Incumbent County Commissioner Mike McKee sat in on the final tally of nearly 4,300 votes.
“This was a nail-biter: I won by three votes,” he said Wednesday.
Several Davis County Republicans are trying to oust their local party chair because he wasn’t registered with the party when was elected.
Davis County GOP Chair Phill Wright believes the whole thing is a big mistake. He says he inadvertently failed to check a box declaring himself a Republican on a provisional ballot in 2012 and never knew that it caused his status to change.
Utah Attorney General Sean Reyes will be the Republican nominee in the special election to replace former AG John Swallow. Reyes was the only republican candidate running. He has been working as the AG since January when Governor Herbert appointed him to replace Swallow. At the GOP state convention on Saturday, Reyes reaffirmed his commitment to fighting for Utah’s Amendment 3.
Leaders of the Count My Vote ballot initiative appeared with legislative leaders at a rare Sunday news conference to announce a compromise on the effort to replace Utah’s caucus-convention system for nominating political candidates.
The deal preserves the caucus system, but it also allows candidates to get on a primary election ballot by gathering voter signatures on a petition – from one thousand for a legislative seat to 28-thousand for a statewide office such as governor.
A bill that would force political parties in Utah to change the current caucus and primary system cleared a hurdle in a Senate committee on Friday. SB 54 would mandate that parties raise the threshold for office nominations to 65 percent of the delegate vote – up from 60 percent. It would force parties to allow absentee voting at neighborhood caucus meetings and state party conventions.
Republican Candidates vying to replace former Attorney General John Swallow, faced off in a debate on Wednesday night. They answered questions that came from across the state using the Utah Education Network’s video conferencing infrastructure.
Leaders of the Count My Vote initiative say they will continue to move forward with their efforts to replace the party caucuses with direct primaries even after state GOP delegates voted over the weekend to reform the current system.

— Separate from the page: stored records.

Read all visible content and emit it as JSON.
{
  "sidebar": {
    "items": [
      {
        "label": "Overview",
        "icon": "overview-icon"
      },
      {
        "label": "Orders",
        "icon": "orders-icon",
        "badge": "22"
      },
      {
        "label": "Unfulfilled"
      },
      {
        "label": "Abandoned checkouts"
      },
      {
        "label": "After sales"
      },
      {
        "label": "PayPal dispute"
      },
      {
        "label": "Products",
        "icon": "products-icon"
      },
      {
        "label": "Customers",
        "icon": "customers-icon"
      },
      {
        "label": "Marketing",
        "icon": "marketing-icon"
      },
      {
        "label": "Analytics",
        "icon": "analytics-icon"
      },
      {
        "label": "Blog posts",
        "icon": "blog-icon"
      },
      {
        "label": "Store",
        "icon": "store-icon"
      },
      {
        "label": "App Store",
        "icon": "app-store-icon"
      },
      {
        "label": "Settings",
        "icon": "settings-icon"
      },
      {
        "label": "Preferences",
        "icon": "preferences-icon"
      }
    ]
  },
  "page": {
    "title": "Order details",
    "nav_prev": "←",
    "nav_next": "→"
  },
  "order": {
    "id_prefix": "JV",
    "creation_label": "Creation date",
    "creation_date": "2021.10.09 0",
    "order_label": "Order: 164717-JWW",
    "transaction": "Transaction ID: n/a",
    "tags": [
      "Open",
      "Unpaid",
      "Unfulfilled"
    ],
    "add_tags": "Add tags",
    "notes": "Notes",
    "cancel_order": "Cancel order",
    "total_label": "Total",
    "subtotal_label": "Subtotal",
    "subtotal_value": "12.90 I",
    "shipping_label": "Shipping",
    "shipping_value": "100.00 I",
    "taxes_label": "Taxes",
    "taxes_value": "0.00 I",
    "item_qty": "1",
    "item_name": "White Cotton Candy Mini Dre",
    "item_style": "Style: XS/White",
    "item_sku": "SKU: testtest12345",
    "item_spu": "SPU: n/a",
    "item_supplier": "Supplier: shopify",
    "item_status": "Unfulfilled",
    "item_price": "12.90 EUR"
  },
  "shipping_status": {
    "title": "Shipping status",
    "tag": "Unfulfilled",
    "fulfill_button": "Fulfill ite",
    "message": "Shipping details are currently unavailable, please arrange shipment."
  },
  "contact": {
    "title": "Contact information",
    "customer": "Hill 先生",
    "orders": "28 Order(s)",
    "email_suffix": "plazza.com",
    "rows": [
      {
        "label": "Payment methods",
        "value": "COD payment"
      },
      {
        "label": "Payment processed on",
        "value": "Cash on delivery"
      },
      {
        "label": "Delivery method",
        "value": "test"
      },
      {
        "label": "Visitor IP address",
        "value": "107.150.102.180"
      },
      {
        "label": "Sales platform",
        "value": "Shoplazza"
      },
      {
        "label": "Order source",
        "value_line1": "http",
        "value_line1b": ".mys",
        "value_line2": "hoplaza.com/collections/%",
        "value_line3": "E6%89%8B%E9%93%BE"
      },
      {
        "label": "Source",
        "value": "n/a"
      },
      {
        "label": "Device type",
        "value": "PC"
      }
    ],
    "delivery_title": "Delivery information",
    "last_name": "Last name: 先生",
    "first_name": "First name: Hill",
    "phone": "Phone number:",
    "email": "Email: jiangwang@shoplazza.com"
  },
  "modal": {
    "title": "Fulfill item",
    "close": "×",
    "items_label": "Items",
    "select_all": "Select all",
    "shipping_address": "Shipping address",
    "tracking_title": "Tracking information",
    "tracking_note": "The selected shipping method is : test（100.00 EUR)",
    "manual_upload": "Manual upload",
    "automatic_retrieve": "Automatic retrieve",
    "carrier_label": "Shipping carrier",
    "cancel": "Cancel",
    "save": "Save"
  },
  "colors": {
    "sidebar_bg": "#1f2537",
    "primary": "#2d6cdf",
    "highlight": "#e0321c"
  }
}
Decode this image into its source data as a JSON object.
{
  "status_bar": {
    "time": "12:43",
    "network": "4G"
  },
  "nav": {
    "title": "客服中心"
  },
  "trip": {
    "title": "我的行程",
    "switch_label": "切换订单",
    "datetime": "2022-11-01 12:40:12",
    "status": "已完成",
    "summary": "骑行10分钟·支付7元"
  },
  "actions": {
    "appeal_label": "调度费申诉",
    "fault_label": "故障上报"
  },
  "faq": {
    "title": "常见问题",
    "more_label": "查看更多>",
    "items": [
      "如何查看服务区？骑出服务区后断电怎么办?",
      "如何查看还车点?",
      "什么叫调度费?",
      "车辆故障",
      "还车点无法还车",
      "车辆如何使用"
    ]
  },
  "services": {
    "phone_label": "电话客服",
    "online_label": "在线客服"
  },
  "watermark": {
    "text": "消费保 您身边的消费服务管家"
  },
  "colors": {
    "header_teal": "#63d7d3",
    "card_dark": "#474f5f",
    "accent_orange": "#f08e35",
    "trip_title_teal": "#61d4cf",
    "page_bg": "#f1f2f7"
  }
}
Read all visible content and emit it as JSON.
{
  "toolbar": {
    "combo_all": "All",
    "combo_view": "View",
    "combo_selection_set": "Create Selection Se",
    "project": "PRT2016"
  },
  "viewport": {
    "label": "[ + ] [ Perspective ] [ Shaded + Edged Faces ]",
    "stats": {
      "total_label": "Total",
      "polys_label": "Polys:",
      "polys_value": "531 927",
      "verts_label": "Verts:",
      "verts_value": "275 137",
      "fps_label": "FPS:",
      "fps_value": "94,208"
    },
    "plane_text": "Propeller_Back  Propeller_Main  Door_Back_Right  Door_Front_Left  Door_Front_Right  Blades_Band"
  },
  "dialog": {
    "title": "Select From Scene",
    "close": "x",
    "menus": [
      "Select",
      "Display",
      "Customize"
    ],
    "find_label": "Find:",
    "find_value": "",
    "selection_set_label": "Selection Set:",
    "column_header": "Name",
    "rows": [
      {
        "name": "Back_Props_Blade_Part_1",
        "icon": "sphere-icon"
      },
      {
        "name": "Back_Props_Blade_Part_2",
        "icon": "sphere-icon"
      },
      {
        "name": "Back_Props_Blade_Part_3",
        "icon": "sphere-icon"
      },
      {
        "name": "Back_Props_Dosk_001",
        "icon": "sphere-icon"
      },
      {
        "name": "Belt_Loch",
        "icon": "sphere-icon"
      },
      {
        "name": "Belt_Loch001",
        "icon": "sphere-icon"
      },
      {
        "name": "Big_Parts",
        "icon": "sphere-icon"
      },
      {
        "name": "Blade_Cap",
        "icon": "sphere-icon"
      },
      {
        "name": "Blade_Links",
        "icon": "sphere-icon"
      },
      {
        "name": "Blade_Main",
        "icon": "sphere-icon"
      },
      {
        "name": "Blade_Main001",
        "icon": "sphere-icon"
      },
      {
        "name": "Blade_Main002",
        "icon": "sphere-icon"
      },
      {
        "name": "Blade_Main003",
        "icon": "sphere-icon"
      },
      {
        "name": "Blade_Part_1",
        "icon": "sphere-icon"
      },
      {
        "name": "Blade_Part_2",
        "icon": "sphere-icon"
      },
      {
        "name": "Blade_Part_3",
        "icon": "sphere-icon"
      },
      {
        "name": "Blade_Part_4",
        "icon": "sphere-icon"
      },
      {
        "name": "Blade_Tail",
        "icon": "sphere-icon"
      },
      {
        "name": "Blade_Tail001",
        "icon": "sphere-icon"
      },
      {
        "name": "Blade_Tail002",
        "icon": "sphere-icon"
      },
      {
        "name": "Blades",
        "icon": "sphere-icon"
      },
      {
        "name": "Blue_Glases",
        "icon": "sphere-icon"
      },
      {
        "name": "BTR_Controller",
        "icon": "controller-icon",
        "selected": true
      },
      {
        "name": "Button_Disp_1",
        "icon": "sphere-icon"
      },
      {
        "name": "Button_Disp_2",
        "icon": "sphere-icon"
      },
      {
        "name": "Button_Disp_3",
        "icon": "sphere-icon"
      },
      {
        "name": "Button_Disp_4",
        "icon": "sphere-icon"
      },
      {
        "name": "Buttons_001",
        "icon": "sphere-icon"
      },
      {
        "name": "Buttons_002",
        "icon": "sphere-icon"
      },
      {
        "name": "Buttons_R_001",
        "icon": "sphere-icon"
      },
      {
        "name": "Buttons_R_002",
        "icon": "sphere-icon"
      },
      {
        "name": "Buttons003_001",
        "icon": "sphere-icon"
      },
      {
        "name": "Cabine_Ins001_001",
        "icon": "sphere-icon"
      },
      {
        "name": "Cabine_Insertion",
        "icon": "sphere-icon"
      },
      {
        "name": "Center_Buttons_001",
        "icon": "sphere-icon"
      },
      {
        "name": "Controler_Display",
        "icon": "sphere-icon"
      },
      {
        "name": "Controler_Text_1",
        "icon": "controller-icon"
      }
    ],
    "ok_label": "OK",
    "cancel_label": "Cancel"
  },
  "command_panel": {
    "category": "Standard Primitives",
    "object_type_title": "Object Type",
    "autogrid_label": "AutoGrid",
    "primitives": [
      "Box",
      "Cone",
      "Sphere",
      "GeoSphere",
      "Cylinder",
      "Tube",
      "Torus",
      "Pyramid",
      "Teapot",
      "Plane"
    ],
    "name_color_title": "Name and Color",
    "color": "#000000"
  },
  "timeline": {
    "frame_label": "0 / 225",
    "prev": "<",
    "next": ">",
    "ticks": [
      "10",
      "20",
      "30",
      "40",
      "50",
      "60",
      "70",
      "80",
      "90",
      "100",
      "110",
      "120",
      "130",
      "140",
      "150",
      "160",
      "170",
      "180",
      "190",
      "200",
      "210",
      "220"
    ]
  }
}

Utah Republican Party chairman James Evans addressed the media today about inflammatory comments made by Salt Lake County GOP Chairman Chad Bennion. Evans’ comments come more than a week after Bennion first said that District Attorney Sim Gill might be a cop hater and then helped promote a rally aimed against him.
Last week Salt Lake County District Attorney Sim Gill determined that two West Valley City detectives were not justified in their shooting of an unarmed woman. In response, the County’s GOP Chairman Chad Bennion offered some harsh criticism of Gill that isn’t sitting well with some.
Utah Republicans decided at their convention on Saturday to keep their system in place for choosing party nominees. A proposal to raise the percentage of votes needed to avoid a primary sparked heated debate about how best to give lesser-known candidates a fair shot.
The wife of LDS President Thomas Monson passes away, the University of Utah receives a grant to research child asthma, and some members of the Utah Republican party propose a change to the delegate system.
The increasing polarization of the political process in Utah and across the nation is the next issue identified by the Utah Foundation as part of its Utah Priorities Project. In their open-ended survey, voters ranked partisan politics the 8th most important concern.
A former president who also served for many years in Congress once said, “Truth is the glue that holds government together. Compromise is the oil that makes government go.” Over the past several years, it has seemed at times that government was pretty low on that oil -- about ready to seize up.